• _Activity_
Find each line in the records below that contains the word "High", and copy it out.

Collection entries:
============
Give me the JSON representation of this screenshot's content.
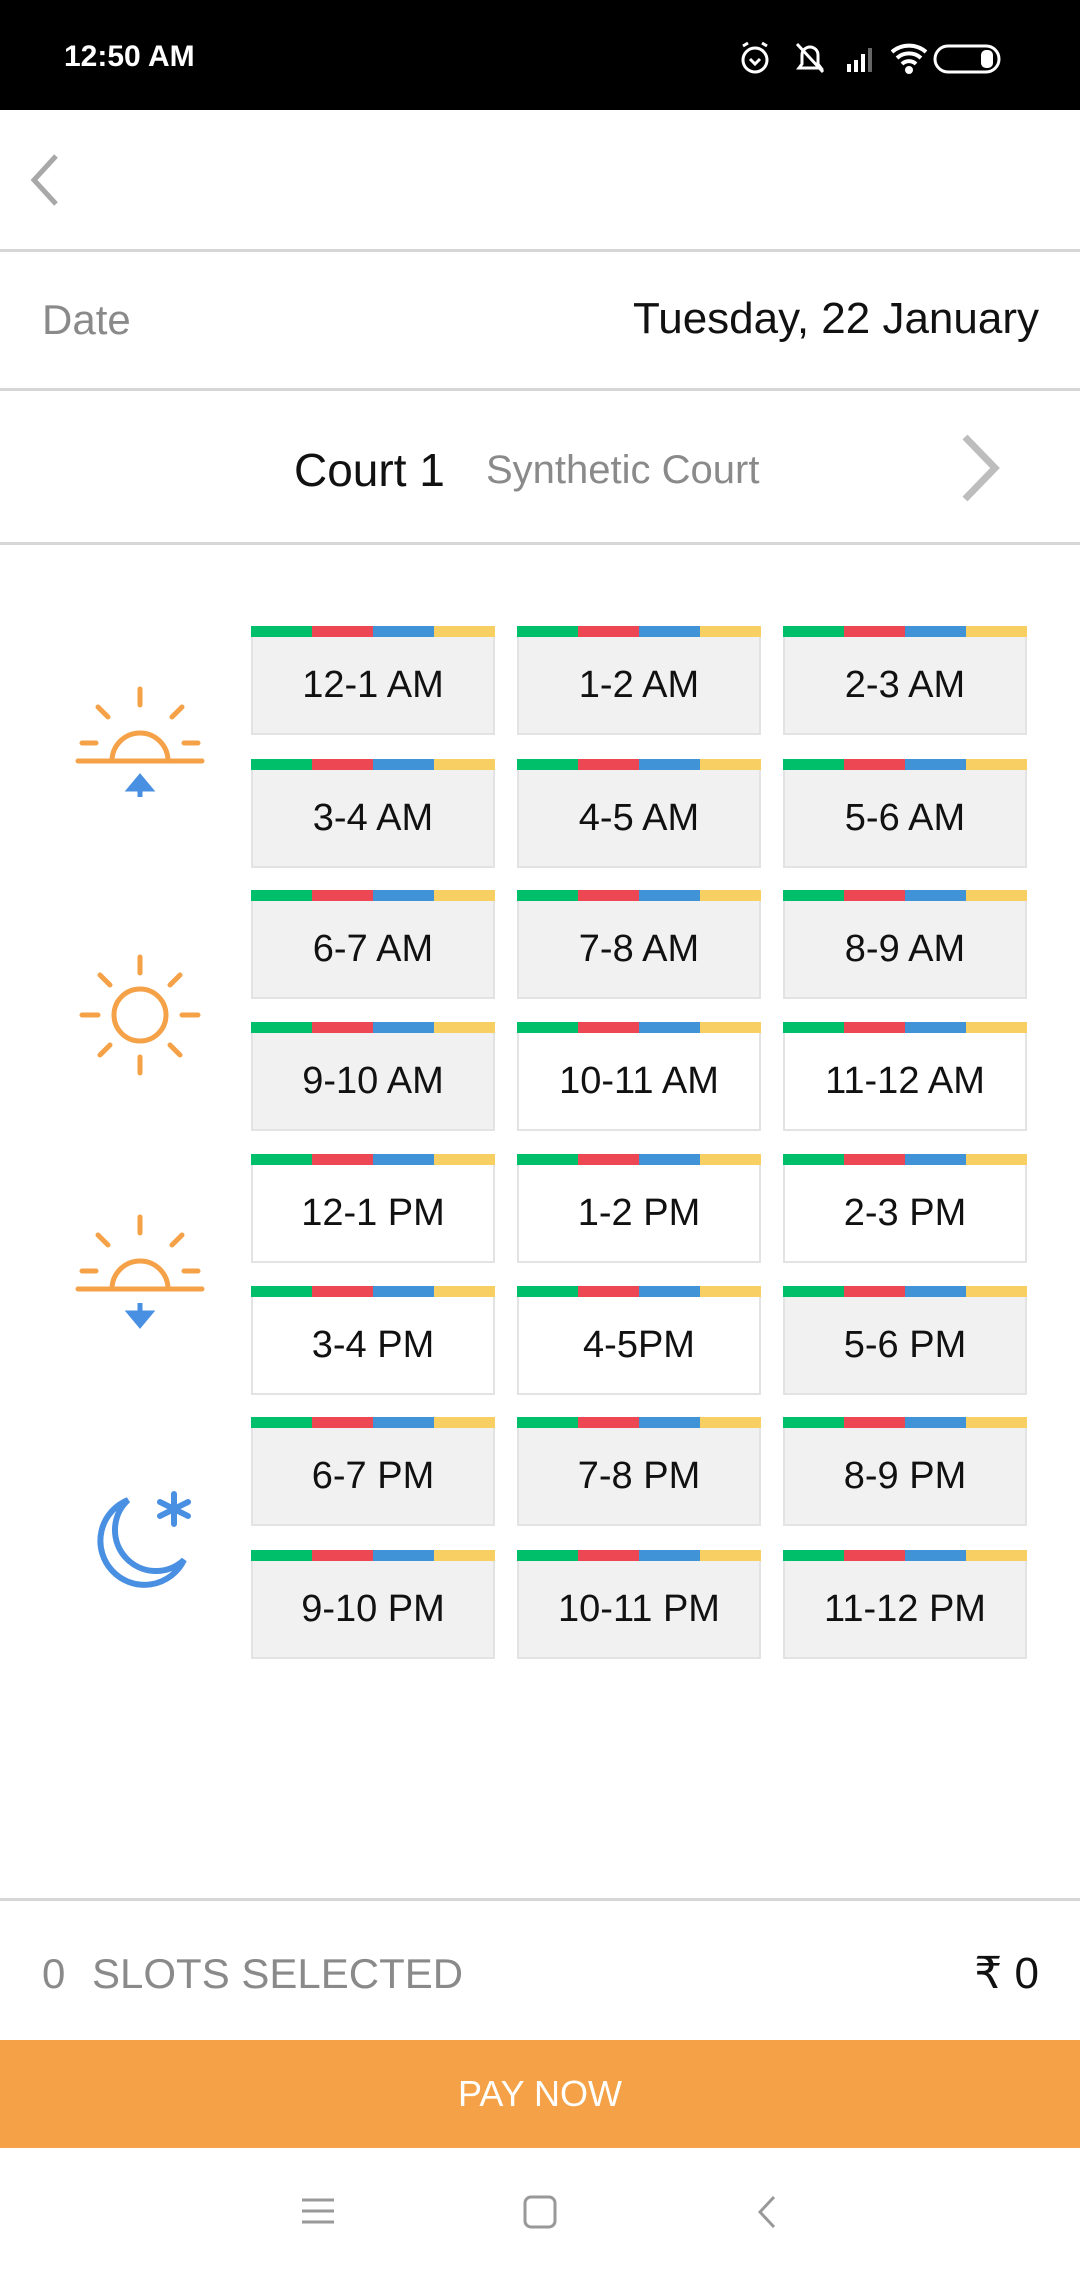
{
  "status_bar": {
    "time": "12:50 AM",
    "icons": [
      "alarm-icon",
      "silent-icon",
      "signal-icon",
      "wifi-icon",
      "battery-icon"
    ]
  },
  "date_row": {
    "label": "Date",
    "value": "Tuesday, 22 January"
  },
  "court": {
    "name": "Court 1",
    "type": "Synthetic Court"
  },
  "colors": {
    "green": "#00bf6a",
    "red": "#ec4753",
    "blue": "#4193d8",
    "yellow": "#f8cf63",
    "orange": "#f5a147",
    "slot_booked": "#f1f1f1",
    "slot_available": "#ffffff"
  },
  "periods": [
    {
      "icon": "sunrise-icon",
      "slots": [
        {
          "label": "12-1 AM",
          "available": false
        },
        {
          "label": "1-2 AM",
          "available": false
        },
        {
          "label": "2-3 AM",
          "available": false
        },
        {
          "label": "3-4 AM",
          "available": false
        },
        {
          "label": "4-5 AM",
          "available": false
        },
        {
          "label": "5-6 AM",
          "available": false
        }
      ]
    },
    {
      "icon": "sun-icon",
      "slots": [
        {
          "label": "6-7 AM",
          "available": false
        },
        {
          "label": "7-8 AM",
          "available": false
        },
        {
          "label": "8-9 AM",
          "available": false
        },
        {
          "label": "9-10 AM",
          "available": false
        },
        {
          "label": "10-11 AM",
          "available": true
        },
        {
          "label": "11-12 AM",
          "available": true
        }
      ]
    },
    {
      "icon": "sunset-icon",
      "slots": [
        {
          "label": "12-1 PM",
          "available": true
        },
        {
          "label": "1-2 PM",
          "available": true
        },
        {
          "label": "2-3 PM",
          "available": true
        },
        {
          "label": "3-4 PM",
          "available": true
        },
        {
          "label": "4-5PM",
          "available": true
        },
        {
          "label": "5-6 PM",
          "available": false
        }
      ]
    },
    {
      "icon": "moon-icon",
      "slots": [
        {
          "label": "6-7 PM",
          "available": false
        },
        {
          "label": "7-8 PM",
          "available": false
        },
        {
          "label": "8-9 PM",
          "available": false
        },
        {
          "label": "9-10 PM",
          "available": false
        },
        {
          "label": "10-11 PM",
          "available": false
        },
        {
          "label": "11-12 PM",
          "available": false
        }
      ]
    }
  ],
  "footer": {
    "count": "0",
    "slots_label": "SLOTS SELECTED",
    "price": "₹ 0",
    "pay_label": "PAY NOW"
  }
}
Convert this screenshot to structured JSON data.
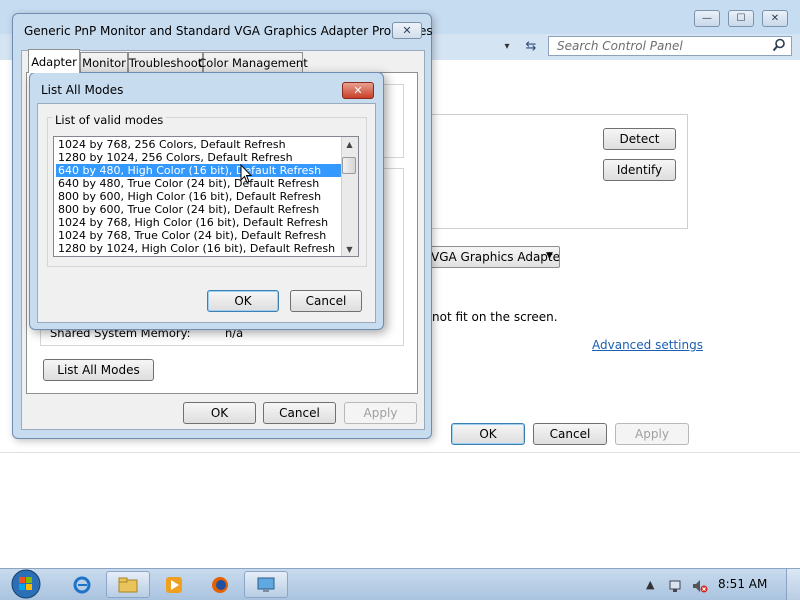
{
  "control_panel": {
    "search_placeholder": "Search Control Panel",
    "caption_minimize": "—",
    "caption_maximize": "☐",
    "caption_close": "✕",
    "nav_refresh": "⇆",
    "nav_dropdown": "▾",
    "buttons": {
      "detect": "Detect",
      "identify": "Identify",
      "ok": "OK",
      "cancel": "Cancel",
      "apply": "Apply"
    },
    "adapter_select_value": "VGA Graphics Adapter",
    "fit_text": "not fit on the screen.",
    "advanced_link": "Advanced settings"
  },
  "properties_dialog": {
    "title": "Generic PnP Monitor and Standard VGA Graphics Adapter Properties",
    "close_glyph": "✕",
    "tabs": [
      "Adapter",
      "Monitor",
      "Troubleshoot",
      "Color Management"
    ],
    "shared_memory_label": "Shared System Memory:",
    "shared_memory_value": "n/a",
    "list_all_modes_button": "List All Modes",
    "ok": "OK",
    "cancel": "Cancel",
    "apply": "Apply"
  },
  "modes_dialog": {
    "title": "List All Modes",
    "close_glyph": "✕",
    "group_label": "List of valid modes",
    "modes": [
      "1024 by 768, 256 Colors, Default Refresh",
      "1280 by 1024, 256 Colors, Default Refresh",
      "640 by 480, High Color (16 bit), Default Refresh",
      "640 by 480, True Color (24 bit), Default Refresh",
      "800 by 600, High Color (16 bit), Default Refresh",
      "800 by 600, True Color (24 bit), Default Refresh",
      "1024 by 768, High Color (16 bit), Default Refresh",
      "1024 by 768, True Color (24 bit), Default Refresh",
      "1280 by 1024, High Color (16 bit), Default Refresh"
    ],
    "selected_mode": "640 by 480, High Color (16 bit), Default Refresh",
    "scroll_up": "▲",
    "scroll_down": "▼",
    "ok": "OK",
    "cancel": "Cancel"
  },
  "taskbar": {
    "clock": "8:51 AM",
    "tray_arrow": "▲",
    "items": [
      "internet-explorer",
      "windows-explorer",
      "media-player",
      "firefox",
      "display-settings"
    ]
  },
  "colors": {
    "selection": "#3399ff",
    "title_bar": "#c8dcf0",
    "link": "#1a5fb4"
  }
}
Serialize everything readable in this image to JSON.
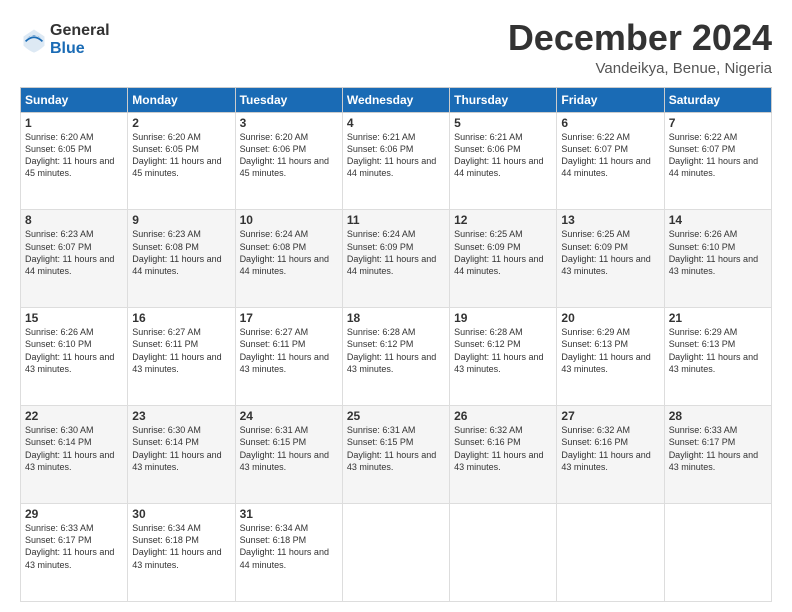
{
  "logo": {
    "general": "General",
    "blue": "Blue"
  },
  "header": {
    "month": "December 2024",
    "location": "Vandeikya, Benue, Nigeria"
  },
  "weekdays": [
    "Sunday",
    "Monday",
    "Tuesday",
    "Wednesday",
    "Thursday",
    "Friday",
    "Saturday"
  ],
  "weeks": [
    [
      {
        "day": "1",
        "sunrise": "6:20 AM",
        "sunset": "6:05 PM",
        "daylight": "11 hours and 45 minutes."
      },
      {
        "day": "2",
        "sunrise": "6:20 AM",
        "sunset": "6:05 PM",
        "daylight": "11 hours and 45 minutes."
      },
      {
        "day": "3",
        "sunrise": "6:20 AM",
        "sunset": "6:06 PM",
        "daylight": "11 hours and 45 minutes."
      },
      {
        "day": "4",
        "sunrise": "6:21 AM",
        "sunset": "6:06 PM",
        "daylight": "11 hours and 44 minutes."
      },
      {
        "day": "5",
        "sunrise": "6:21 AM",
        "sunset": "6:06 PM",
        "daylight": "11 hours and 44 minutes."
      },
      {
        "day": "6",
        "sunrise": "6:22 AM",
        "sunset": "6:07 PM",
        "daylight": "11 hours and 44 minutes."
      },
      {
        "day": "7",
        "sunrise": "6:22 AM",
        "sunset": "6:07 PM",
        "daylight": "11 hours and 44 minutes."
      }
    ],
    [
      {
        "day": "8",
        "sunrise": "6:23 AM",
        "sunset": "6:07 PM",
        "daylight": "11 hours and 44 minutes."
      },
      {
        "day": "9",
        "sunrise": "6:23 AM",
        "sunset": "6:08 PM",
        "daylight": "11 hours and 44 minutes."
      },
      {
        "day": "10",
        "sunrise": "6:24 AM",
        "sunset": "6:08 PM",
        "daylight": "11 hours and 44 minutes."
      },
      {
        "day": "11",
        "sunrise": "6:24 AM",
        "sunset": "6:09 PM",
        "daylight": "11 hours and 44 minutes."
      },
      {
        "day": "12",
        "sunrise": "6:25 AM",
        "sunset": "6:09 PM",
        "daylight": "11 hours and 44 minutes."
      },
      {
        "day": "13",
        "sunrise": "6:25 AM",
        "sunset": "6:09 PM",
        "daylight": "11 hours and 43 minutes."
      },
      {
        "day": "14",
        "sunrise": "6:26 AM",
        "sunset": "6:10 PM",
        "daylight": "11 hours and 43 minutes."
      }
    ],
    [
      {
        "day": "15",
        "sunrise": "6:26 AM",
        "sunset": "6:10 PM",
        "daylight": "11 hours and 43 minutes."
      },
      {
        "day": "16",
        "sunrise": "6:27 AM",
        "sunset": "6:11 PM",
        "daylight": "11 hours and 43 minutes."
      },
      {
        "day": "17",
        "sunrise": "6:27 AM",
        "sunset": "6:11 PM",
        "daylight": "11 hours and 43 minutes."
      },
      {
        "day": "18",
        "sunrise": "6:28 AM",
        "sunset": "6:12 PM",
        "daylight": "11 hours and 43 minutes."
      },
      {
        "day": "19",
        "sunrise": "6:28 AM",
        "sunset": "6:12 PM",
        "daylight": "11 hours and 43 minutes."
      },
      {
        "day": "20",
        "sunrise": "6:29 AM",
        "sunset": "6:13 PM",
        "daylight": "11 hours and 43 minutes."
      },
      {
        "day": "21",
        "sunrise": "6:29 AM",
        "sunset": "6:13 PM",
        "daylight": "11 hours and 43 minutes."
      }
    ],
    [
      {
        "day": "22",
        "sunrise": "6:30 AM",
        "sunset": "6:14 PM",
        "daylight": "11 hours and 43 minutes."
      },
      {
        "day": "23",
        "sunrise": "6:30 AM",
        "sunset": "6:14 PM",
        "daylight": "11 hours and 43 minutes."
      },
      {
        "day": "24",
        "sunrise": "6:31 AM",
        "sunset": "6:15 PM",
        "daylight": "11 hours and 43 minutes."
      },
      {
        "day": "25",
        "sunrise": "6:31 AM",
        "sunset": "6:15 PM",
        "daylight": "11 hours and 43 minutes."
      },
      {
        "day": "26",
        "sunrise": "6:32 AM",
        "sunset": "6:16 PM",
        "daylight": "11 hours and 43 minutes."
      },
      {
        "day": "27",
        "sunrise": "6:32 AM",
        "sunset": "6:16 PM",
        "daylight": "11 hours and 43 minutes."
      },
      {
        "day": "28",
        "sunrise": "6:33 AM",
        "sunset": "6:17 PM",
        "daylight": "11 hours and 43 minutes."
      }
    ],
    [
      {
        "day": "29",
        "sunrise": "6:33 AM",
        "sunset": "6:17 PM",
        "daylight": "11 hours and 43 minutes."
      },
      {
        "day": "30",
        "sunrise": "6:34 AM",
        "sunset": "6:18 PM",
        "daylight": "11 hours and 43 minutes."
      },
      {
        "day": "31",
        "sunrise": "6:34 AM",
        "sunset": "6:18 PM",
        "daylight": "11 hours and 44 minutes."
      },
      null,
      null,
      null,
      null
    ]
  ]
}
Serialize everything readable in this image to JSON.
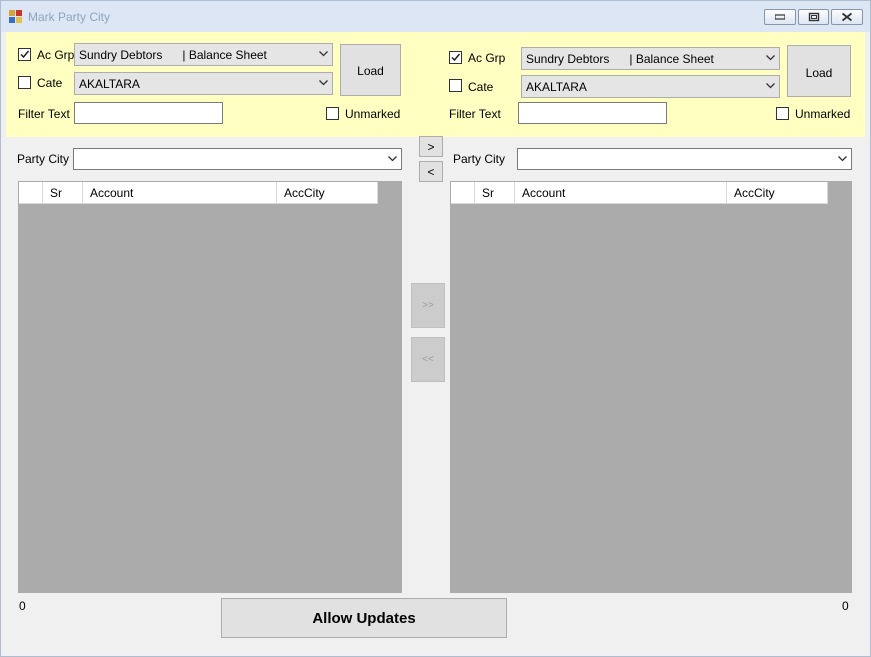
{
  "window": {
    "title": "Mark Party City",
    "controls": {
      "minimize": "minimize-icon",
      "restore": "restore-icon",
      "close": "close-icon"
    }
  },
  "colors": {
    "filter_band": "#ffffc2",
    "grid_background": "#ababab",
    "title_bar": "#dce6f4"
  },
  "left": {
    "acgrp": {
      "label": "Ac Grp",
      "checked": true,
      "value": "Sundry Debtors      | Balance Sheet"
    },
    "cate": {
      "label": "Cate",
      "checked": false,
      "value": "AKALTARA"
    },
    "load_label": "Load",
    "filter_label": "Filter Text",
    "filter_value": "",
    "unmarked": {
      "label": "Unmarked",
      "checked": false
    },
    "party_city_label": "Party City",
    "party_city_value": "",
    "columns": [
      "",
      "Sr",
      "Account",
      "AccCity"
    ],
    "count": "0"
  },
  "right": {
    "acgrp": {
      "label": "Ac Grp",
      "checked": true,
      "value": "Sundry Debtors      | Balance Sheet"
    },
    "cate": {
      "label": "Cate",
      "checked": false,
      "value": "AKALTARA"
    },
    "load_label": "Load",
    "filter_label": "Filter Text",
    "filter_value": "",
    "unmarked": {
      "label": "Unmarked",
      "checked": false
    },
    "party_city_label": "Party City",
    "party_city_value": "",
    "columns": [
      "",
      "Sr",
      "Account",
      "AccCity"
    ],
    "count": "0"
  },
  "middle": {
    "move_one_right": ">",
    "move_one_left": "<",
    "move_all_right": ">>",
    "move_all_left": "<<"
  },
  "footer": {
    "allow_updates_label": "Allow Updates"
  }
}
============
• _Exercise output_
      "640 by 480, High Color (16 bit), Default Refresh",
      "800 by 600, High Color (16 bit), Default Refresh",
      "1024 by 768, High Color (16 bit), Default Refresh",
      "1280 by 1024, High Color (16 bit), Default Refresh"
    "selected_mode": "640 by 480, High Color (16 bit), Default Refresh",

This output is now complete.